The infantile behaviour and bad faith of our politicians on both sides between 2016 and 2019 means we lost years in leaving the EU and ended with a threadbare trade deal. You play stupid games you win stupid prizes. Our politics needs to move on: the idea that EU membership is an inevitable end for the UK was always an illusion. In his political game playing and complete inability to imagine anything else we saw Lammy for the dull sloganeer he is, but that’s Westminster party politics. I doubt our current crop of politicians and civil servants are really capable of negotiating at a high level with the EU, but we will get better at this as time goes on and friction recedes. David Lammy might even be involved after 2024 in these negotiations, who knows: he’d hate it of course but he’s not paid to like it.

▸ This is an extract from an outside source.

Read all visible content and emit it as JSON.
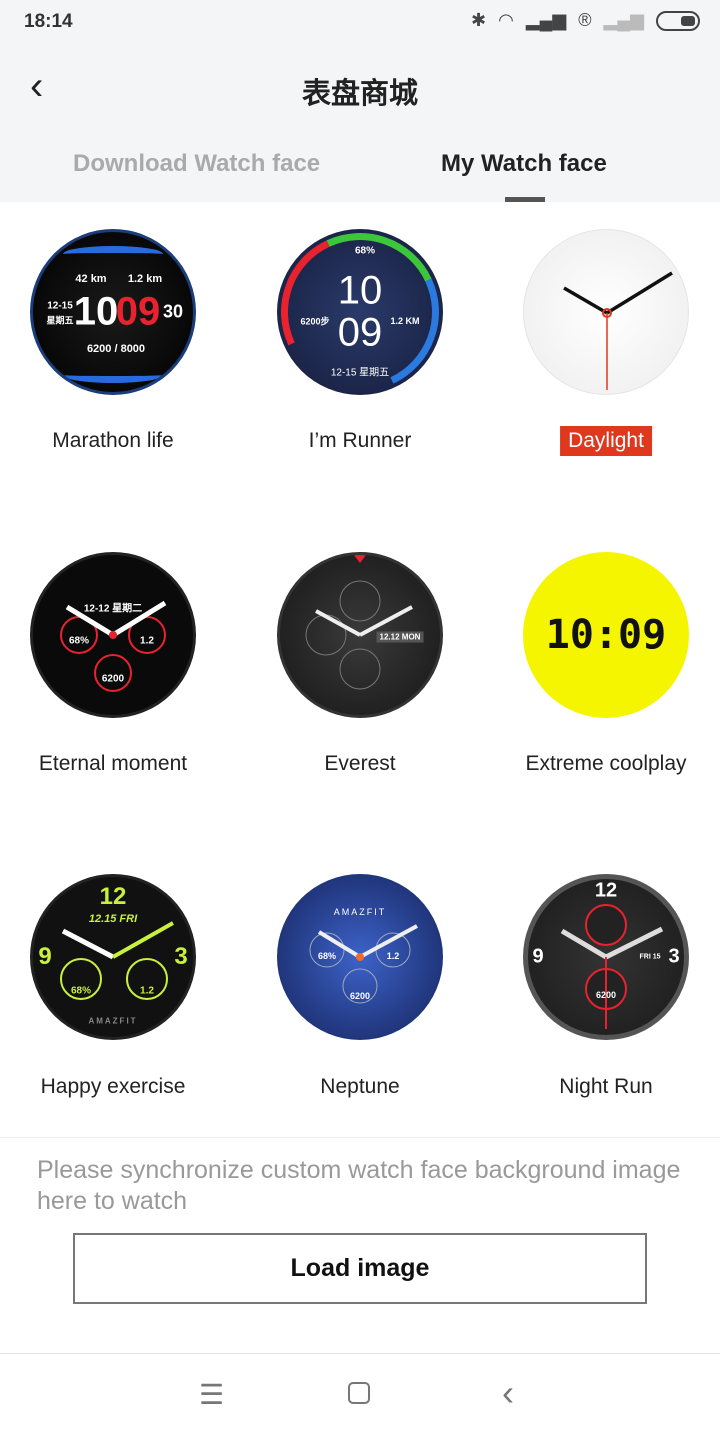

Nothing really speaks to the total imaginative collapse of much of our establishment than the idea that we can somehow wipe out the last six years and simply rejoin the EU. It may be a comforting fantasy and when combined with a few flags on Twitter it’s a handy slogan. Any process to rejoin would mean negotiations over a number of years with an EU that is itself in a state of flux even should an electoral mandate be granted here to start talking and the Labour Party will not go into the general election in 2024 with the manifesto commitment necessary. If the realistic prospect of EU membership does indeed return to UK politics it will be as a different country joining a different EU in a different world in a different decade. Whether EU membership will retain its potency in the UK as a cultural signifier in a decade or more is an open question. Whether the EU will want to enter negotiations with a future UK government is open to doubt; any negotiations would span two or more UK Parliaments and EU Commissions and require a referendum at the end and in the meantime history has returned with a bit of a vengeance. Both the UK and the EU might have much bigger fish to fry and be looking in different directions in all sorts of ways anyway. There are going to be lots of twists and turns between now and then. Rejoiners in the UK have a childish view of the EU, their fellow citizens and politics; they’re not going to give up but the price they pay for that is that they will also make little difference. The future lies in a new relationship that is cooperative but with the UK not a member of the EU or of the single market. It’s long past time for our politicians to start thinking about what that might look like and just perhaps David Lammy’s speech provides a glimmer of hope.